Around the turn of the last century, the temporary agency companies were the major threat to the European social model. These new players were renting out workers to established companies at increasingly large scale. These workers were often facing conditions below the collectively agreed sector standards. This led to a form of social dumping sharing some similarities with today’s platform model of employment.
Care workers, retail workers, cleaners, and even IT workers are now facing the appearance and growth of Ubers in their sector.
By working together, policy-makers, unions, and temp agencies have averted the threat. Policy tools were established to lay the ground for social dialogue and collective bargaining. Crucially, it took commitment to dialogue by these new employers and workers’ unions to find solutions. As UNI Europa, we now have a well-established social dialogue with temp agency employers at European level that is embedded into national level collective bargaining too.
For this to work, policy-makers must be steadfast in their opposition to attempts to water down the key role of collective bargaining and consultation. These are the building blocks of shared prosperity that protect our societies from crushing inequality.
Time for action
While this model of employment is most associated with the delivery and ride-hailing sectors, it is increasingly being applied by companies across other sectors. Care workers, retail workers, cleaners, and even IT workers are now facing the appearance and growth of Ubers in their sector.
That people working in these jobs are often less visible in our public space does not make substandard application of the platform model any less frequent. For example, Fairwork published a country report on Belgium last month. It rates the quality of work offered by corporations that espouse a platform model of employment.
The corporations with the worst score, even below Deliveroo’s 1/10, were home care companies. While the world was clapping for these essential workers, these corporations were busy expanding their model in which workers have no minimum wages, no safety equipment provision, and no sick pay.

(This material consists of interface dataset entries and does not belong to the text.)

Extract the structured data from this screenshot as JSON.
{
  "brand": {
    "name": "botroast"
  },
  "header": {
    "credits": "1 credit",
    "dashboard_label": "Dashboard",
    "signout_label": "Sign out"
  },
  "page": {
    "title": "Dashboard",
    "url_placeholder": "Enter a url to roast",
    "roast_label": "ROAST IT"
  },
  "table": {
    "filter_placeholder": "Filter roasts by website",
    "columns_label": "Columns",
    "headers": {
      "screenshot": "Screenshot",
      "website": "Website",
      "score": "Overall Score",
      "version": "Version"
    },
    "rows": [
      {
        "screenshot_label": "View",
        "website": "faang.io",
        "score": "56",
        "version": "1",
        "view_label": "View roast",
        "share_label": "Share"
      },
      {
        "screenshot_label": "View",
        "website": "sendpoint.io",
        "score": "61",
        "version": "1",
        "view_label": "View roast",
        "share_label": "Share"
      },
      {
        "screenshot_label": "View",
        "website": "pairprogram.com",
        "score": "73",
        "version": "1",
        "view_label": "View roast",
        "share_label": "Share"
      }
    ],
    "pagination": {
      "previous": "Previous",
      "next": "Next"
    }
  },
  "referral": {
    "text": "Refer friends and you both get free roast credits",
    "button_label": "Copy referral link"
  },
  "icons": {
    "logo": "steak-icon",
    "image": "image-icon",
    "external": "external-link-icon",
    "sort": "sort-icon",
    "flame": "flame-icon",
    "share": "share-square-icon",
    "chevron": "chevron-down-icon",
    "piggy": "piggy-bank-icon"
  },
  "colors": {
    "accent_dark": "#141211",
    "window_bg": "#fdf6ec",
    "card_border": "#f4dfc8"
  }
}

The EU must follow the example of people across the continent. In response to the darkness of the violence unfolding in Ukraine, they are showing the path to peace through acts of solidarity.
Many digital labour platforms have been using legal loopholes and, even more brazenly, disregarding existing law. Furthermore, there is no transparency about how workers are managed. As a worker, it is often difficult to predict how many jobs the algorithm will allocate to you or where they will be located. This puts all the cards in the hands of employers when it comes to shaping opportunities for workers to interact and form the collective bonds that are the lifeblood of trade unionism.
Improving EU legislation
The rise of ‘q-commerce’, with ‘dark stores’ opening in cities throughout Europe that promise groceries to be delivered in under 15 minutes are changing the face of the retail sector too. One out of every seven jobs in the EU are in the commerce sector. The platform model of employment can no longer be dismissed as a fringe issue. It must be tackled head on – before it is too late.
We sincerely believe that the innovative use of digital tools can be a positive development. The efficiency gains and the possibilities that they open can be a tool for workers’ empowerment and benefit society as a whole. For that to happen, collective bargaining and social dialogue must be built in to these emerging models as a priority.
The EU must follow the example of people across the continent. In response to the darkness of the violence unfolding in Ukraine, they are showing the path to peace through acts of solidarity. Only social justice and decent work can lay the foundations of lasting peace and shared prosperity. While the European Commission’s first draft of legislation ticks some important boxes in this regard, it needs an injection of ambition by the Parliament in order to shift the tide and put working people on the front foot.